|The Colbert Report||Mon – Thurs 11:30pm / 10:30c|
It’s been a week of Siri discussions as Feminist writers and more took to the blogs to discuss the new iPhone personal assistant. Its embarrassing performance in offering information on reproductive health and female sexuality is perhaps characterized by the overwhelmingly male population of programmers who might have fed the personal assistant its data. (Sidenote: I even found a male programmer privilege checklist.) While many companies can work to have their data searches made more clearly available to Siri users, as Jill Filipovic over at Feministe points out, “Abortion clinics and other women’s health facilities, obviously, are not dedicating tons of time to figure out how to optimize their search results.”

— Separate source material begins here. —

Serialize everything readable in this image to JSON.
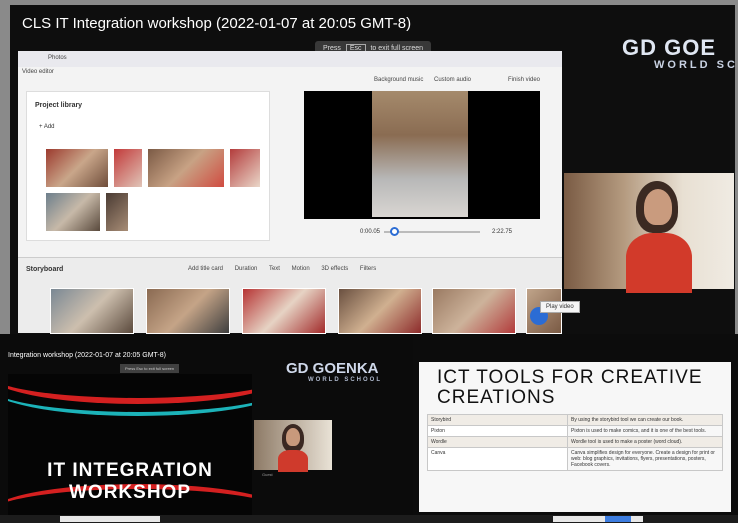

Siri’s other main shortcoming is its inability to understand many different accents. While mainstream sources have picked up on this problem, the dialogue seems to dance around the true politics behind Siri’s listening problem. For instance, Stephen Colbert had a piece on his Colbert Report last week (click here or see video above), where he proposed that Siri is the quintessential conservative: xenophobic and anti-choice. It poses a clever criticism, but just like many of those writing about this Siri issue, his criticisms focused on Scottish and British accents and, bizarrely, a German one. While I appreciate the joke, Huffington Post Latino Voices was the one of the only spaces I found that mentioned the elephant in the room: the fact that Siri cannot not understand Latino voices. I’m awaiting more posts about other English-speaking voices (in the U.S. and away) that Siri also cannot understand. Basically, if you’re someone who doesn’t speak in a what linguists call Standard American English, there’s a chance Siri may not work for you.
But why does Siri even matter in the first place? It’s a function on a smartphone: of course there are going to be glitches, right? Yes, but it’s the nature of these glitches that are problematic. They align with recurring issues on our society, making the Siri problem even more disconcerting. There are probably some who feel uncomfortable about Siri’s shortcomings but really aren’t able to pinpoint why it’s truly an issue. This is often how systematic injustices feel: abstract, easy to write off, seemingly excusable. Believe me, as a Feminist, I’ve felt like the wet blanket of many a conversation in spaces where my viewpoint isn’t respected. But this is what being socially active is really about–using things like Siri mishaps to problematize social privilege and to create a relevant discussion around something that far too many people are blind to.
- Siri signifies the (still) considerable gender inequality in the technology field today. What would Siri have been if it was made by a more diverse group than the traditional population of tech-y men? (And that’s not to say it wasn’t. I don’t really know. But considering the statistics, I feel safe to assume so.)
- If society respected women’s self-determination, wouldn’t Siri be programmed to tell me where to find a contraceptive or an abortion clinic?
- If society didn’t discriminate against so many of this country’s diverse voices, would Siri have been released in Beta knowing people’s voices would be silenced?
- If access to information and knowledge wasn’t privileged in society, why would Siri do this?
I’m sure there are a thousand more issues with representation in Siri that resonate in our larger society’s issues with representation and social privilege. This is complicated. But don’t write it off because people think “it’s just about a smartphone.” Because, believe me, it’s not.